I never planned (or wanted) to be a project manager. In fact, my first experience managing a project team was so stressful that I ended up leaving my job (and the company).
I was only a couple years out of college and I was just starting to get comfortable in my first coding job when my manager and her manager both quit — in the same week.
Overnight, I went from being responsible for my own time and work to being responsible for the entire team’s output. I had no project management experience, and the people who might have mentored me were gone.
To say that I was out of my depth would be an understatement.

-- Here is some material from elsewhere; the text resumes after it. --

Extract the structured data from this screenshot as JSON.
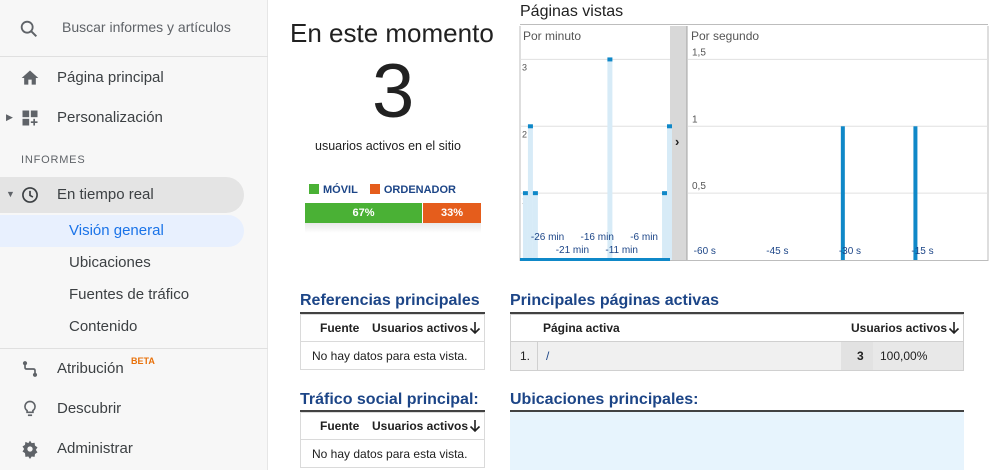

I persevered for long enough to bootstrap some tools, pick up some project management skills, and notch some successes — but the experience was so stressful that just 18 months later, I left that job and that company for C++ developer role at another investment bank.
At the time, I never planned to take another project management role. (Things change, obviously!)

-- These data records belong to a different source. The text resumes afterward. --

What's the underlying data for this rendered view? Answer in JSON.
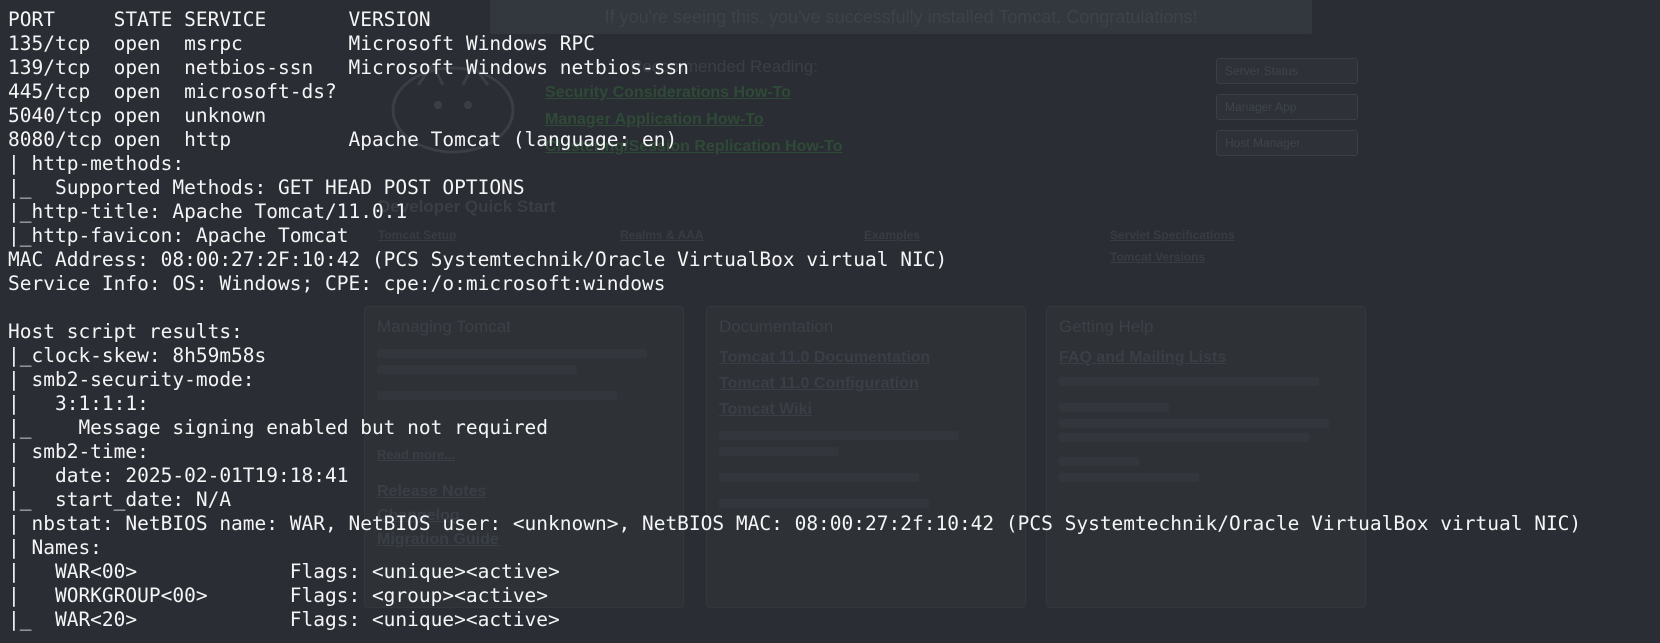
{
  "background_page": {
    "banner": "If you're seeing this, you've successfully installed Tomcat. Congratulations!",
    "recommended_heading": "Recommended Reading:",
    "recommended_links": [
      "Security Considerations How-To",
      "Manager Application How-To",
      "Clustering/Session Replication How-To"
    ],
    "side_buttons": [
      "Server Status",
      "Manager App",
      "Host Manager"
    ],
    "developer_quick_start": {
      "title": "Developer Quick Start",
      "links": [
        "Tomcat Setup",
        "Realms & AAA",
        "Examples",
        "Servlet Specifications",
        "Tomcat Versions"
      ]
    },
    "panels": [
      {
        "title": "Managing Tomcat",
        "items": [
          "Read more...",
          "Release Notes",
          "Changelog",
          "Migration Guide"
        ]
      },
      {
        "title": "Documentation",
        "items": [
          "Tomcat 11.0 Documentation",
          "Tomcat 11.0 Configuration",
          "Tomcat Wiki"
        ]
      },
      {
        "title": "Getting Help",
        "items": [
          "FAQ and Mailing Lists"
        ]
      }
    ]
  },
  "terminal": {
    "lines": [
      "PORT     STATE SERVICE       VERSION",
      "135/tcp  open  msrpc         Microsoft Windows RPC",
      "139/tcp  open  netbios-ssn   Microsoft Windows netbios-ssn",
      "445/tcp  open  microsoft-ds?",
      "5040/tcp open  unknown",
      "8080/tcp open  http          Apache Tomcat (language: en)",
      "| http-methods:",
      "|_  Supported Methods: GET HEAD POST OPTIONS",
      "|_http-title: Apache Tomcat/11.0.1",
      "|_http-favicon: Apache Tomcat",
      "MAC Address: 08:00:27:2F:10:42 (PCS Systemtechnik/Oracle VirtualBox virtual NIC)",
      "Service Info: OS: Windows; CPE: cpe:/o:microsoft:windows",
      "",
      "Host script results:",
      "|_clock-skew: 8h59m58s",
      "| smb2-security-mode:",
      "|   3:1:1:1:",
      "|_    Message signing enabled but not required",
      "| smb2-time:",
      "|   date: 2025-02-01T19:18:41",
      "|_  start_date: N/A",
      "| nbstat: NetBIOS name: WAR, NetBIOS user: <unknown>, NetBIOS MAC: 08:00:27:2f:10:42 (PCS Systemtechnik/Oracle VirtualBox virtual NIC)",
      "| Names:",
      "|   WAR<00>             Flags: <unique><active>",
      "|   WORKGROUP<00>       Flags: <group><active>",
      "|_  WAR<20>             Flags: <unique><active>"
    ]
  },
  "colors": {
    "terminal_background": "#2a2d33",
    "terminal_text": "#f4f5f6"
  }
}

What I didn’t realize then was that project management skills are a professional necessity for EVERYONE.
Organizations achieve their missions by executing projects — and that means that any employee at any time might be called on to spearhead a new initiative or lead a new project.
Even in organizations with a dedicated project management team, there are dozens of smaller projects led by staff on other teams. And those projects will often live or die with the skills and experience of the person who is assigned to manage them.
Project leadership roles are frequently stretch assignments for team members — a chance for them to develop new skills, take on new responsibility, and perhaps advance in the organization. They get these assignments because they’ve shown potential — but they often don’t receive the mentorship or coaching they need to be successful in the role.
But when employees lack the skills they need to lead their projects successfully, it jeopardizes their career path, the team’s goals and the organization’s priorities.
Given that project management is such a critical professional skill, I believe that it should be a required subject to graduate from high school or college!
But since it is not, I want to talk about the basics of project management over the next few weeks — so that any member of any team can feel confident stepping up to a new challenge, even if they’ve never led a project before.
Over the coming weeks, we’ll explore the 4 steps of successful project management:
- Start with a solid foundation
- Really understand what is needed (and why)
- Break down the work and develop a plan
- Manage all the details and drive momentum
And we’ll dive into the skills, mindsets, and tools that will enable anyone to successfully lead and deliver on their projects.